Animals’ eye contact with each other should be prevented. This condition shall not apply where animals are mobilised by a sleeve or when the animals are in pens, isolated and/or under observation.

In case of using electric fences, they should only cause discomfort, avoiding pain and unnecessary suffering.

Slaughter legislation

Where would one find the regulations related to livestock slaughtering?

Regulations related to livestock slaughtering are:

  • the Meat Act on traceability of stock and meat has specific provisions on slaughterhouses;
  • Resolution No. 8,203/2015 concerns traceability of industrial production of poultry and bovines;
  • Decree No. 32 of 19 January 2004 establishes the basic rules for accredited entities that may certify slaughterhouses, among other certifications; and
  • Decree No. 28 of 5 June 2012 establishes the regulation for protection of animals that are used for meat, fur, feathers and other products processed in industrial facilities.

According to the aforementioned regulation, the acceptable methods of slaughter are those set out in Chapter 7 (specifically 7.6) of the Terrestrial Animal Health Code of OIE.

Pest control requirements

Outline the regulatory regime for pesticides in your jurisdiction.

Specific authorisation must be obtained from SAG (as set out in Resolution No. 3,138/1999 modified by Resolutions 2,567/2003 and 1,995/2000, Ministry of Agriculture) for:

  • livestock production facilities;
  • breeding;
  • slaughtering; and
  • processing animals or animal products for export or import into Chile.

Authorisation is based on verification and analysis of technical and scientific information and compliance with specific health requirements, relating to the sanitary quality of animals and product safety.

There are different sanitary requirements depending on the animal, whether domestic or non-domestic, for semen (from cattle, camelids, dogs, horses, goats, sheep and pigs) and other animal products, which can be found at www.sag.gob.cl/ambitos-de-accion/informacion-por-productos-exigencias-sanitarias-especificas (English version link is currently broken as checked on September 2018).

SAG can suspend the import of a species and prevent the introduction into of contagious infectious disease-causing agents that affect animals. For instance, Resolution No. 5,093/2014 suspends the importation of live pigs and blood derivatives from countries infected with the new variants of the porcine epidemic diarrhoea (PED) virus.

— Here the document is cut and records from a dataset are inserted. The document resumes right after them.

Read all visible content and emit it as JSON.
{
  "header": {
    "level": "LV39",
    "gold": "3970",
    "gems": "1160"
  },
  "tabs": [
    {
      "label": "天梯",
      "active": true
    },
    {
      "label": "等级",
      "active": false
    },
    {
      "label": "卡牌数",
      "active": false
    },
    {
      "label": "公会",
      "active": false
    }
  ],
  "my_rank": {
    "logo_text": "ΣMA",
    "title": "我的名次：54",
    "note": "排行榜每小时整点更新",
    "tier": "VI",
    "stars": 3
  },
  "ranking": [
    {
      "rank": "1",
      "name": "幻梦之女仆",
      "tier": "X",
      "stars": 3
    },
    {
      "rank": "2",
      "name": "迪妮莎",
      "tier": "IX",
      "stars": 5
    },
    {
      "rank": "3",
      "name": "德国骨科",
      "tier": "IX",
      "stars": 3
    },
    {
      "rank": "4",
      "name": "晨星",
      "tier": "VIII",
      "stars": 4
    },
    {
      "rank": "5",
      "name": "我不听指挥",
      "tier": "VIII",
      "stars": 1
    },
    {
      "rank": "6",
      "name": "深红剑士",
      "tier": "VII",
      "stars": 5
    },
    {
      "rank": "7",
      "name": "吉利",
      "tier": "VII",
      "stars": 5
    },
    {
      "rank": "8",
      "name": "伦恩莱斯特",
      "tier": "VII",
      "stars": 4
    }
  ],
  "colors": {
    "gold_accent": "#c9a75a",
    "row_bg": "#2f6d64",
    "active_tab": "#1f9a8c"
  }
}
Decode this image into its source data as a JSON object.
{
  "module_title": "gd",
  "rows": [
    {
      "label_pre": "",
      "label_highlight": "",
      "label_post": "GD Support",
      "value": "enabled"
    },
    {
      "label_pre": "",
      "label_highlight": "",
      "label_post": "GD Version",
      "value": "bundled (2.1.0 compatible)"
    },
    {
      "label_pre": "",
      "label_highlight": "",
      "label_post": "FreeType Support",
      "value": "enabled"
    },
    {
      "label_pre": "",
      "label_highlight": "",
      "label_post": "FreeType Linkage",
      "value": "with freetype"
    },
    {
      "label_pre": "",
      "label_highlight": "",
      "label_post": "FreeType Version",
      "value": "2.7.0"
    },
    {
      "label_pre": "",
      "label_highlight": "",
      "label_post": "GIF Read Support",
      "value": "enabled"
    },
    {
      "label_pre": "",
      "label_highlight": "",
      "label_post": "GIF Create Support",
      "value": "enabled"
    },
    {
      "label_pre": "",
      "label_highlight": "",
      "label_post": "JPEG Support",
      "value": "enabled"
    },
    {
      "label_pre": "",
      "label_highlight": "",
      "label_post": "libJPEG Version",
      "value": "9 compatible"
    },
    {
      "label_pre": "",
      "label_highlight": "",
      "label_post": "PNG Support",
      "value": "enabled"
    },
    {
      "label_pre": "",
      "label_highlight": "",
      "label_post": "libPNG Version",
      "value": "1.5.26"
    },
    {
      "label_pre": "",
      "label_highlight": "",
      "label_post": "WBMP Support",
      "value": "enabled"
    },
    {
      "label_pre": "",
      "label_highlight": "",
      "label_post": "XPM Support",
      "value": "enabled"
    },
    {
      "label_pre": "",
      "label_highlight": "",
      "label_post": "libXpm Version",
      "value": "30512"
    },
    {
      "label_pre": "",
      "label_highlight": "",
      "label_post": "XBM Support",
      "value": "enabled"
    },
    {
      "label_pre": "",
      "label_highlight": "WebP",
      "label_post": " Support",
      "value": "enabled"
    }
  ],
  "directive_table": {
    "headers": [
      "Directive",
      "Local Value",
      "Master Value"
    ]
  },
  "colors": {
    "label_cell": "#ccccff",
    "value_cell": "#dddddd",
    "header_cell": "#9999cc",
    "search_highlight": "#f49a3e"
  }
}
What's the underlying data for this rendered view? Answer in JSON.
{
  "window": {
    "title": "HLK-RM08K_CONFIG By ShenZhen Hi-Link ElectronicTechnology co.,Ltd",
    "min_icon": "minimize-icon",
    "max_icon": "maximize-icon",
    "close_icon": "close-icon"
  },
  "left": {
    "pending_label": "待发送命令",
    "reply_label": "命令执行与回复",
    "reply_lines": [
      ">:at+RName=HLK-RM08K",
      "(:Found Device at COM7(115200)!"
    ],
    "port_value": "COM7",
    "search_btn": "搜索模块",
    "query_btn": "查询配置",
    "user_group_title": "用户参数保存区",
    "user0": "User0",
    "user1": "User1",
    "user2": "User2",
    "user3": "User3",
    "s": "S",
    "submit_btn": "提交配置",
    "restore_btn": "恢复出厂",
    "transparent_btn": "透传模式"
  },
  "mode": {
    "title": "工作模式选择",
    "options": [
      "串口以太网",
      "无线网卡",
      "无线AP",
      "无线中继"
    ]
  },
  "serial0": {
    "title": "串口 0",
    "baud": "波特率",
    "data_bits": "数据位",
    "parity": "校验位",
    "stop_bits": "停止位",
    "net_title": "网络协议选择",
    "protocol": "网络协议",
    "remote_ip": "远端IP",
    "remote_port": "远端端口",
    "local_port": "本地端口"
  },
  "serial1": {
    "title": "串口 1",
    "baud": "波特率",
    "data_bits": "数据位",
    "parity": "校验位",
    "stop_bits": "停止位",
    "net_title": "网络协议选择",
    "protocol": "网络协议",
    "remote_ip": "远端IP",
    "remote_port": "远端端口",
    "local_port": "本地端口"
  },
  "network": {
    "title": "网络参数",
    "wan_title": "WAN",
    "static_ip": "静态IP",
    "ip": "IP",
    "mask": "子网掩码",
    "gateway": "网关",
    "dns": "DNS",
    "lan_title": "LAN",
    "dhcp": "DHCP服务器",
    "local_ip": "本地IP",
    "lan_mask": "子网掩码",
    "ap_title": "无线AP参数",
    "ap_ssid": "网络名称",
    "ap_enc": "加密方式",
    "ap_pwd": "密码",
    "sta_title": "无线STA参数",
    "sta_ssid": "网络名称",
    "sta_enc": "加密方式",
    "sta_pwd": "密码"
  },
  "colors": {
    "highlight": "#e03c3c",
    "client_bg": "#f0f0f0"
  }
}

The main regulation regarding pest control and pesticides, and other management in relation to disease and pest in plants and animals in Chile are:

  • Resolution 33, which sets maximum residue levels on pesticides;
  • Law No. 18,755;
  • Decree No. 3,557; and
  • Decree No. 157.

Most of the provisions on pest control and pesticides will grant authority to SAG to establish all necessary measures on this subject.

With regard to pest control, SAG will have the authority to verify the existence of a pest, and the necessary measures to control it, such as quarantine or destruction. The affected party may dispute SAG’s resolutions before a court of law.

With regard to pesticides, the aforementioned Decree No. 3,557 gives SAG the necessary authority to oversee manufacturing, import, distribution, sale and application of pesticides.

Decree No. 3,557 establishes an objective type of liability for any and all damage provoked by the application of pesticides, which used to be an exception under Chilean law.

A modification to the Sanitary Code has established an objective type of liability as the general rule for defective sanitary products, which includes food and food products for human consumption, pharmaceutical products, and others.

Article 111J of the Sanitary Code states that the victim of damage stemming from a defective sanitary product will only need to prove the damages that they have sustained, the defect of the product and the link between the two.

Article 111K of the Sanitary Code states that the respondent cannot avail itself as defence to the claim for damages regarding a defective sanitary product, those damages stemming from circumstances or facts that could not be anticipated in reason of the current state of the art at the time in which the product was place on the stream of commerce.